***** AVAILABLE DATA

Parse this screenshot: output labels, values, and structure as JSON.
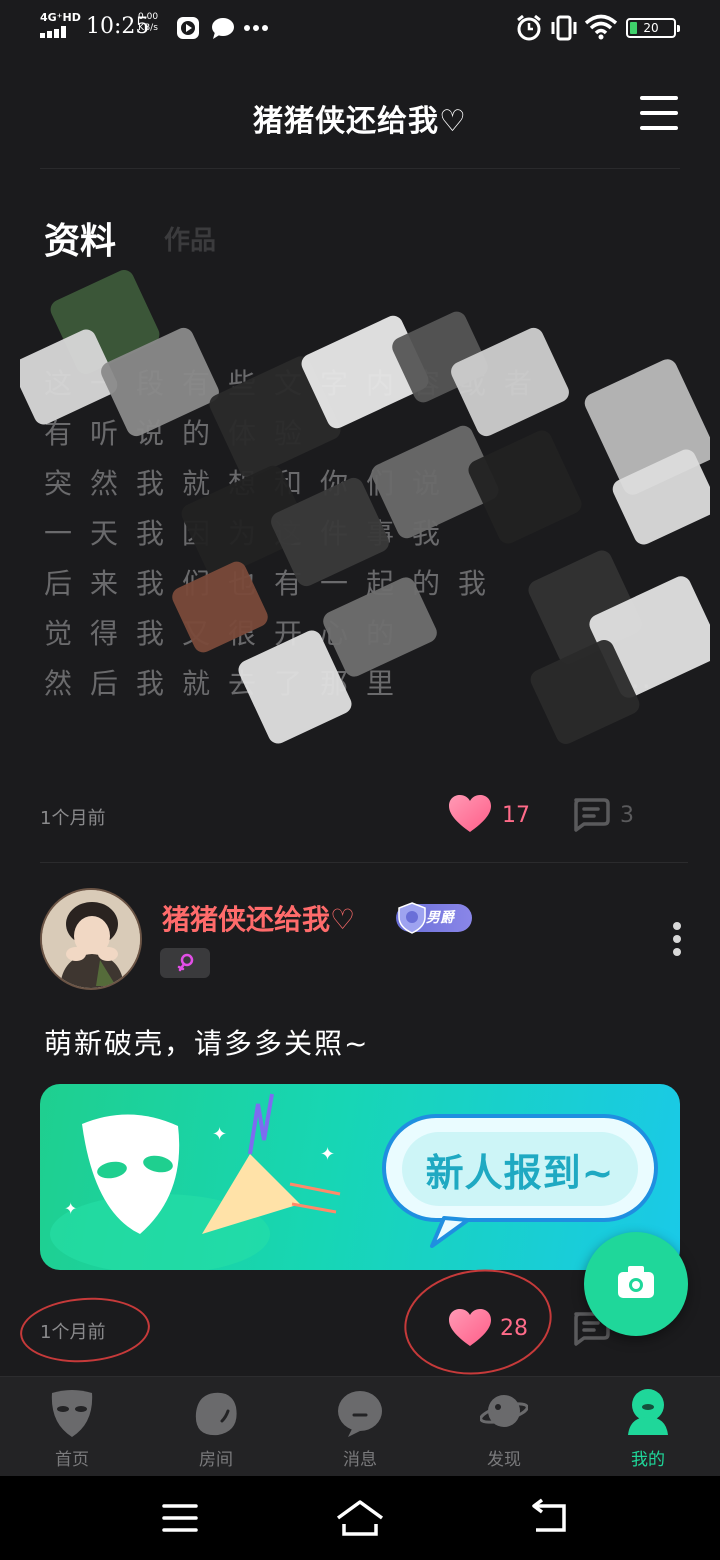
{
  "status_bar": {
    "network": "4G⁺HD",
    "time": "10:25",
    "speed_value": "0.00",
    "speed_unit": "KB/s",
    "battery": "20",
    "icons": [
      "play-icon",
      "chat-bubble-icon",
      "more-dots-icon",
      "alarm-icon",
      "vibrate-icon",
      "wifi-icon",
      "battery-icon"
    ]
  },
  "header": {
    "title": "猪猪侠还给我♡",
    "menu_icon": "hamburger-menu-icon"
  },
  "tabs": [
    {
      "label": "资料",
      "active": true
    },
    {
      "label": "作品",
      "active": false
    }
  ],
  "posts": [
    {
      "content": "已被涂抹遮挡",
      "time": "1个月前",
      "likes": "17",
      "comments": "3"
    },
    {
      "author": "猪猪侠还给我♡",
      "badge": "男爵",
      "gender": "female",
      "text": "萌新破壳，请多多关照~",
      "banner_text": "新人报到~",
      "time": "1个月前",
      "likes": "28"
    }
  ],
  "fab": {
    "icon": "camera-icon"
  },
  "bottom_nav": [
    {
      "label": "首页",
      "icon": "mask-icon",
      "active": false
    },
    {
      "label": "房间",
      "icon": "room-blob-icon",
      "active": false
    },
    {
      "label": "消息",
      "icon": "message-blob-icon",
      "active": false
    },
    {
      "label": "发现",
      "icon": "planet-icon",
      "active": false
    },
    {
      "label": "我的",
      "icon": "profile-blob-icon",
      "active": true
    }
  ],
  "colors": {
    "background": "#1b1b1d",
    "accent": "#1fd79a",
    "like": "#ff6b89",
    "username": "#ff6b6b"
  }
}
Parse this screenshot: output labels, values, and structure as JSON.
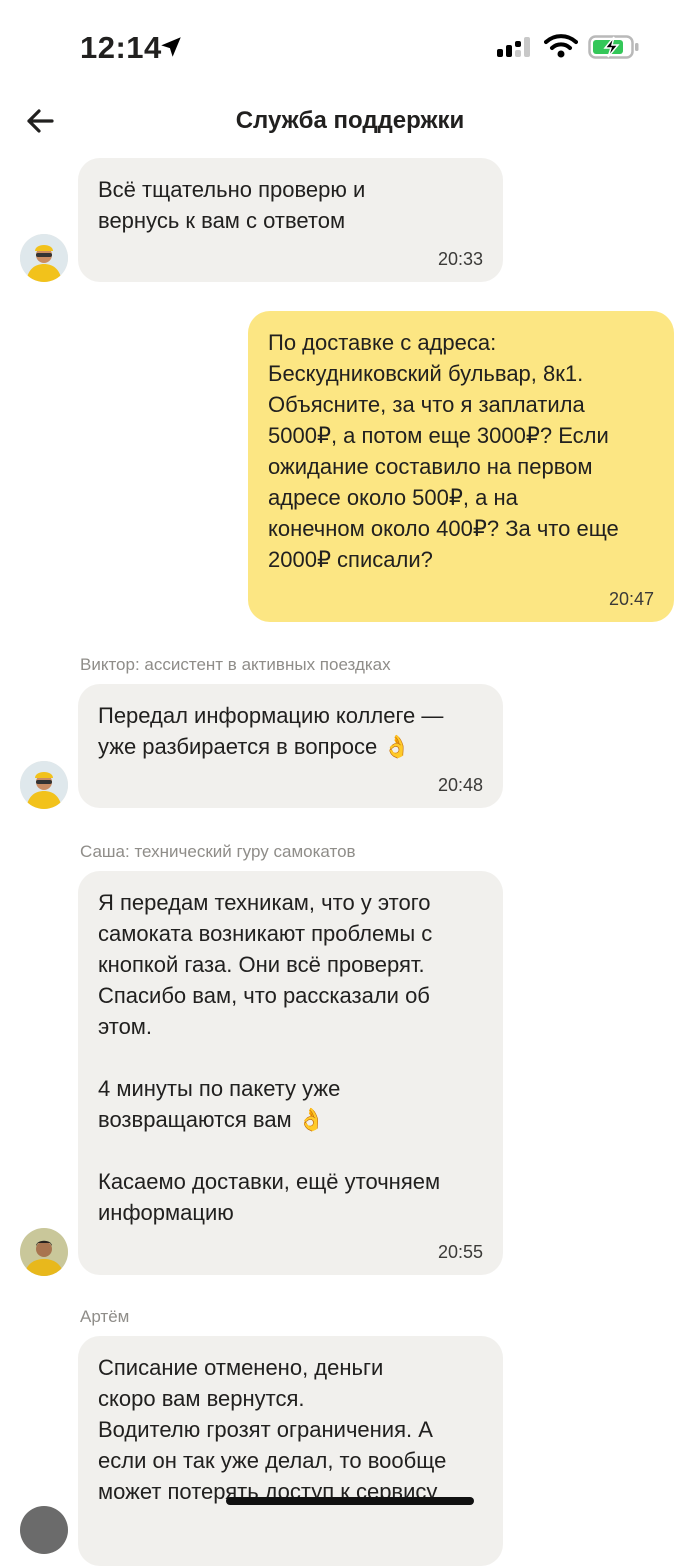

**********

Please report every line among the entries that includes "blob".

      "icon": "room-blob-icon",
      "icon": "message-blob-icon",
      "icon": "profile-blob-icon",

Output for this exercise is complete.